Aloe vera is a readily available, affordable adjuvant for wound treatment with a low-risk profile. Although it has been used for many years to treat different kinds of wounds, published studies on its effectiveness were still conflicting. For a study, researchers sought to provide the findings of a systematic review that evaluated the effectiveness of topical aloe vera products in applications for wound care, as well as a meta-analysis of its use in burn healing, a field where data were most reliable.

They looked for randomized controlled trials evaluating the effectiveness of aloe vera in treating various wound types using PubMed, EMBASE, and Cochrane CENTRAL in accordance with PRISMA (Preferred Reporting Items for Systematic Reviews and Meta-Analyses) standards. The search of the database turned up 91 items. About 74 papers were examined after duplicates were eliminated, and of those, 47 were evaluated for eligibility. In the end, 4 papers evaluating second-degree burns were included in the meta-analysis along with 28 publications that were included in the qualitative synthesis. The number of participants/wounds, kind of therapy, supplementary therapy (if any), and primary outcomes were all taken from each research.

Results of a risk-of-bias analysis on the included papers were collected. Studies concentrating on the treatment of burns underwent a meta-analysis. In all, 133 individuals with 163 wounds were evaluated throughout these investigations. Analysis showed a mean difference in time to healing of 4.44 days which was statistically significant in favor of aloe vera therapy (P =.004).

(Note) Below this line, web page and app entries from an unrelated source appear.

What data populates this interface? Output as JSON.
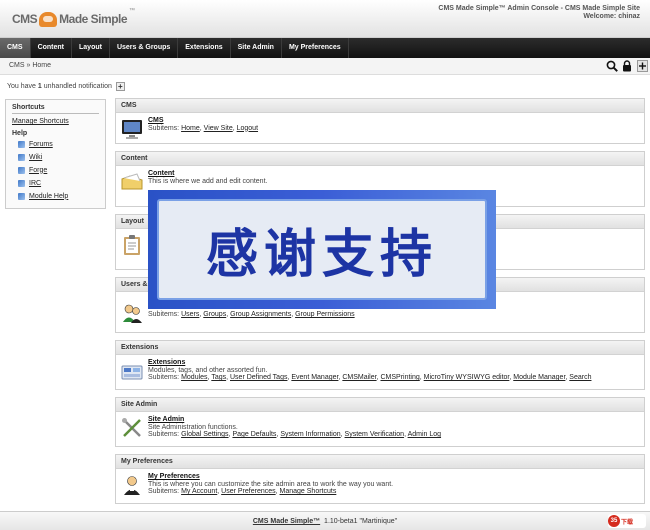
{
  "header": {
    "logo": {
      "cms": "CMS",
      "rest": "Made Simple",
      "tm": "™"
    },
    "console_title": "CMS Made Simple™ Admin Console - CMS Made Simple Site",
    "welcome": "Welcome: chinaz"
  },
  "nav": {
    "tabs": [
      {
        "label": "CMS",
        "active": true
      },
      {
        "label": "Content"
      },
      {
        "label": "Layout"
      },
      {
        "label": "Users & Groups"
      },
      {
        "label": "Extensions"
      },
      {
        "label": "Site Admin"
      },
      {
        "label": "My Preferences"
      }
    ]
  },
  "breadcrumb": "CMS » Home",
  "tools": {
    "icons": [
      "search-icon",
      "lock-icon",
      "add-icon"
    ]
  },
  "notification": {
    "pre": "You have",
    "count": "1",
    "post": "unhandled notification",
    "plus": "+"
  },
  "sidebar": {
    "shortcuts_heading": "Shortcuts",
    "manage_shortcuts": "Manage Shortcuts",
    "help_heading": "Help",
    "help_items": [
      "Forums",
      "Wiki",
      "Forge",
      "IRC",
      "Module Help"
    ]
  },
  "sections": {
    "cms": {
      "heading": "CMS",
      "title": "CMS",
      "desc": "",
      "subitems_label": "Subitems:",
      "subitems": [
        "Home",
        "View Site",
        "Logout"
      ]
    },
    "content": {
      "heading": "Content",
      "title": "Content",
      "desc": "This is where we add and edit content."
    },
    "layout": {
      "heading": "Layout"
    },
    "users": {
      "heading": "Users & G",
      "subitems_label": "Subitems:",
      "subitems": [
        "Users",
        "Groups",
        "Group Assignments",
        "Group Permissions"
      ]
    },
    "extensions": {
      "heading": "Extensions",
      "title": "Extensions",
      "desc": "Modules, tags, and other assorted fun.",
      "subitems_label": "Subitems:",
      "subitems": [
        "Modules",
        "Tags",
        "User Defined Tags",
        "Event Manager",
        "CMSMailer",
        "CMSPrinting",
        "MicroTiny WYSIWYG editor",
        "Module Manager",
        "Search"
      ]
    },
    "siteadmin": {
      "heading": "Site Admin",
      "title": "Site Admin",
      "desc": "Site Administration functions.",
      "subitems_label": "Subitems:",
      "subitems": [
        "Global Settings",
        "Page Defaults",
        "System Information",
        "System Verification",
        "Admin Log"
      ]
    },
    "prefs": {
      "heading": "My Preferences",
      "title": "My Preferences",
      "desc": "This is where you can customize the site admin area to work the way you want.",
      "subitems_label": "Subitems:",
      "subitems": [
        "My Account",
        "User Preferences",
        "Manage Shortcuts"
      ]
    }
  },
  "footer": {
    "product": "CMS Made Simple™",
    "version": "1.10-beta1 \"Martinique\"",
    "badge_num": "35",
    "badge_text": "下载"
  },
  "overlay": {
    "text": "感谢支持"
  },
  "colors": {
    "nav_bg": "#1a1a1a",
    "overlay_blue": "#3b5ed6",
    "overlay_text": "#1d34a4"
  }
}
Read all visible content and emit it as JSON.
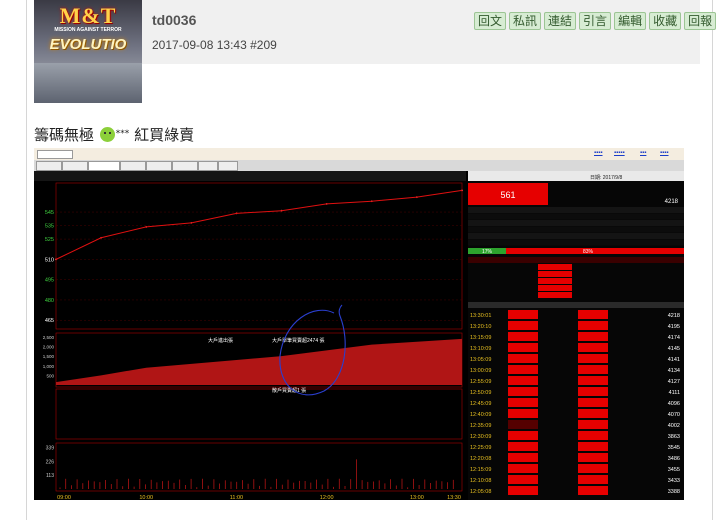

When compared to other treatments, topical aloe vera usage for second-degree burn wound healing showed a noticeably quicker time to healing.